Saturday, February 23, 2008

The Nature of Addiction

My mother quit smoking twenty years ago. Last month she quit Nicorette Gum. She always told me that nicotine was more addictive than heroin. She also told me that if I ever used heroin it would end up killing me. These cautionary words discouraged me from ever trying heroin, but parent modeling is stronger than words of wisdom; so for a period of my life I did smoke.

I fancied myself a social smoker; I smoked when I was out drinking with friends. I also smoked when I felt down or depressed, which made me feel even worse, both physically and emotionally. It allowed me to wallow deeply in a smoky cavern of self-loathing.

Call it denial, but I never considered myself a real smoker. I could get away with it, because whenever I felt myself getting sucked into the addiction, I quit. It usually took a few days with a migraine headache, but I was able to quit repeatedly without too much torture.

I would know it was time to quit when one of two things happened. One was when I started to have asthma attacks. I know you probably think it is crazy that a person with asthma would smoke in the first place, but the allure of that modeled bad/cool girl behavior was too tempting. I think that kids’ brains get subconsciously hardwired to do stupid behaviors like smoking when they are teen-agers if they have grown up around it. Of course peer pressure is huge, but I think parent modeling is even stronger.

The other way I knew it was time to quit was when I noticed my every thought being taken over by plans for having my next cigarette. I realized that I was expending an exorbitant amount of mental energy thinking about smoking. When was I going to have my next cigarette? Where was I going to smoke it? Will other people be able to smell it on me if I do it? Should I change my clothes or brush my teeth? Do I need to buy some more? Should I have just one or two? How about just one more? Etc, etc, etc ad nauseum, literally!

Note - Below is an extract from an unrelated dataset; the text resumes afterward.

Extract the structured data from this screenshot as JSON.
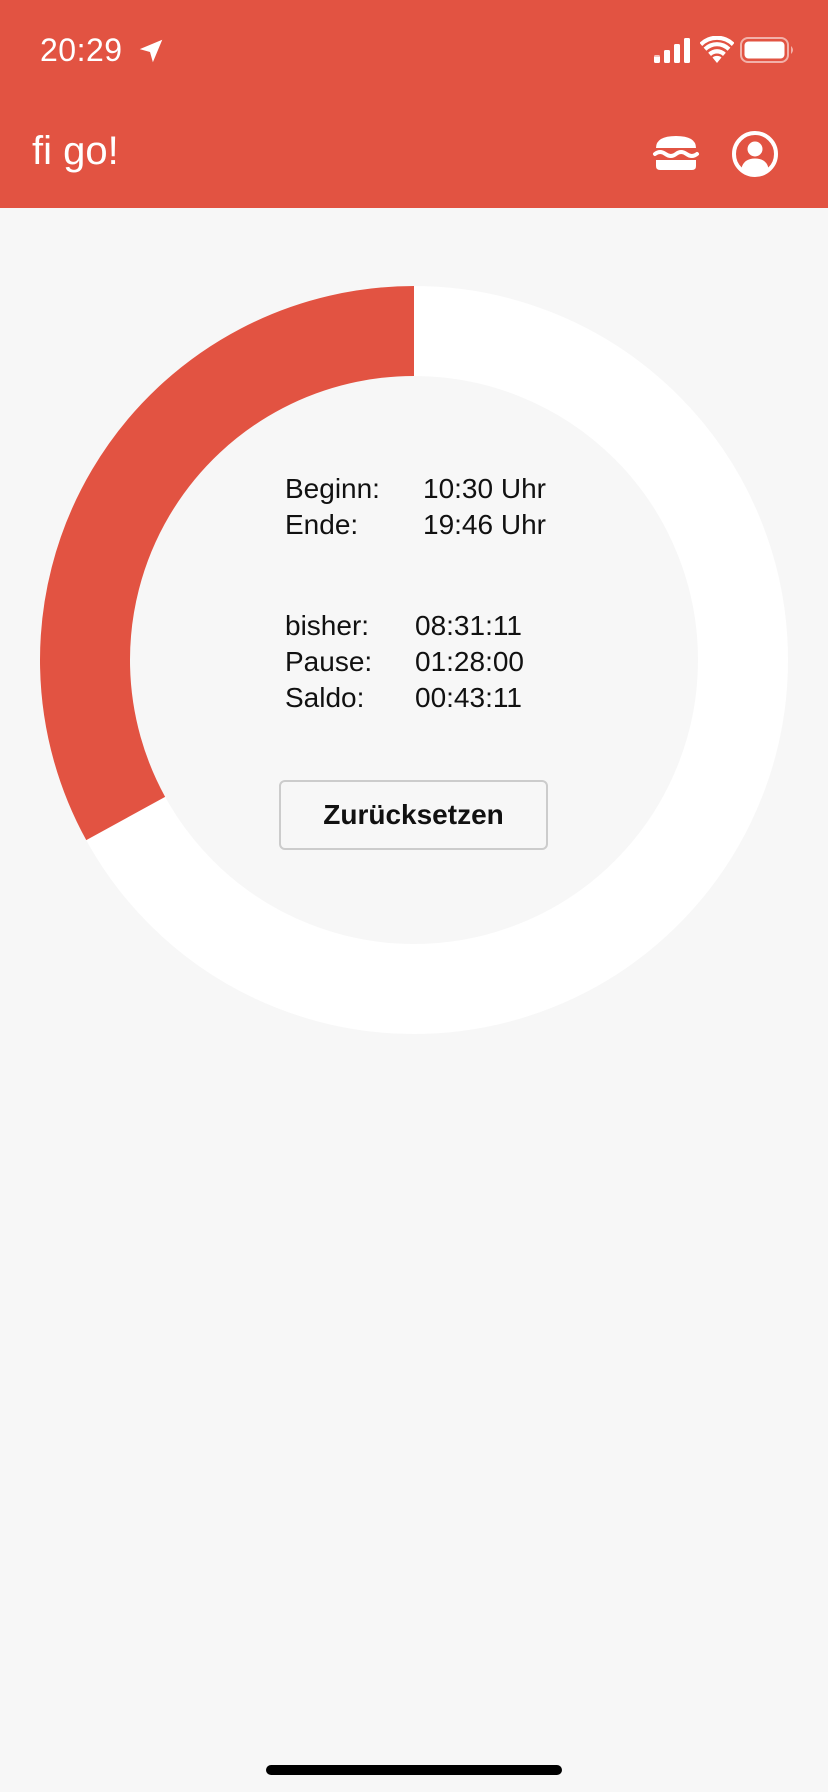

I realize now that this is the thing with addiction and I don’t care what the addiction is to; it could be to heroin, to food, to nicotine or even as the song says, to love. The thing with addiction is that it takes over your mental life. Ultimately, I found that fact more disturbing than the physical manifestations of addiction. I just thought that there were so many better ways I could spend my thoughts. Even if I didn’t actually smoke that often, I didn’t want to use up anymore mental space thinking about it.

So when my mom was agonizing over chewing her last piece of Nicorette Gum, I shared with her my thoughts on addiction and the mental space it takes over. She found this perspective illuminating and helpful and she suggested I blog about it. So here it is. I just hope that the cycle of addiction in my family is now broken, for my daughter’s sake.

Tuesday, February 19, 2008

That's It!

Okay, that's it! After viewing those poor sick cows being brutalized on their way to the slaughter house on the Today Show, I am giving up red meat! I can longer bury my head in the sand, because of my love of steak or salted pork product. I can not consider myself a vegetarian yet, because I do not think I am ready to give up chicken or fish, but for now I will not let beef, pork, or sheep pass my lips. I have always known it was the right thing to do, but we do not always eat with rationality. If that was the case I would never finish a pint of Haagen-Dazs in one sitting. So for the sake of the environment, for the sake of the prevention of animal cruelty, and for the sake of my health; I am pledging to not eat red meat for the time being, until further notice. Care to join me for some ice-cream?